Eryngiums – also known as sea hollies – have become increasingly popular in prairie style plantings, in traditional borders, in dry gardens and even in containers.
They’ve also been increasingly appreciated as cut flowers, both fresh and dried, and a new cut flower series from the Netherlands is expanding their reach.
The Magical Series, six of which are available in Britain for the first time this year, is made up of 16 varieties that cover all the main eryngium types.
This is a little unusual: a series usually comprises a number of varieties which are more or less identical but varying in just one feature, usually flower colour. The varieties in this series are similar only in that they’re developed for cutting and that they’re raised by Kolster BV in The Netherlands.
The first, and most widely available so far, is Magical Blue Lagoon ('Kolmblula'). Peter Kolster, of Kolster BV who developed it, explained: “Magical Blue Lagoon was chosen out in a field of our Eryngium alpinum seedlings in 2008. All the E. alpinum seedlings died within two to three years, E. alpinum types are usually weak plants, but this one was still there proud and strong with a lot of flowers, so we choose it and propagated it. It’s still one of our best.
“At the moment we hope to find a good white with the characteristics of Magical Blue Lagoon. Next to that we’re working on varieties that have flowers like a Sanguisorba.
“What we want is healthy plants, especially in the roots with a good flower production.
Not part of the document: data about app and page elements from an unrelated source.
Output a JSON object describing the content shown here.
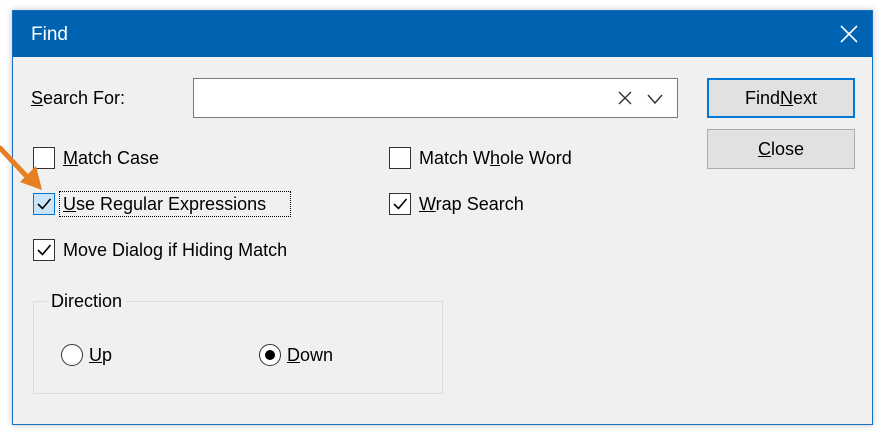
{
  "window": {
    "title": "Find"
  },
  "search": {
    "label": "Search For:",
    "label_underline_char": "S",
    "label_rest": "earch For:",
    "value": "",
    "placeholder": ""
  },
  "buttons": {
    "find_next_pre": "Find ",
    "find_next_u": "N",
    "find_next_post": "ext",
    "close_u": "C",
    "close_post": "lose"
  },
  "options": {
    "match_case": {
      "u": "M",
      "rest": "atch Case",
      "checked": false
    },
    "match_whole_word": {
      "pre": "Match W",
      "u": "h",
      "rest": "ole Word",
      "checked": false
    },
    "use_regex": {
      "u": "U",
      "rest": "se Regular Expressions",
      "checked": true
    },
    "wrap_search": {
      "u": "W",
      "rest": "rap Search",
      "checked": true
    },
    "move_dialog": {
      "text": "Move Dialog if Hiding Match",
      "checked": true
    }
  },
  "direction": {
    "label": "Direction",
    "up": {
      "u": "U",
      "rest": "p",
      "selected": false
    },
    "down": {
      "u": "D",
      "rest": "own",
      "selected": true
    }
  },
  "colors": {
    "title_bar": "#0063b1",
    "dialog_bg": "#f0f0f0",
    "focus_accent": "#0078d7",
    "annotation_arrow": "#e67e22"
  }
}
A lot of eryngiums have root problems, especially in rainy conditions.” These are qualities that are just as important when eryngiums are grown in borders.
You can order individual varieties in the Magical Series from nurseries listed in the RHS Plant Finder.
Eryngium Magical Anita ('Kolmanita')
Eryngium Magical Blue Globe (‘Kolmgrobe’)
Eryngium Magical Blue Lagoon ('Kolmblula')
Eryngium Magical Silver ('Kolmagsil’)
Eryngium Magical Symphony ('Kolmasy')
Eryngium Magical White Falls (Kolmwhifal')
*Please note, the contents of this blog reflect the views of its author – which are not necessarily those of the RHS.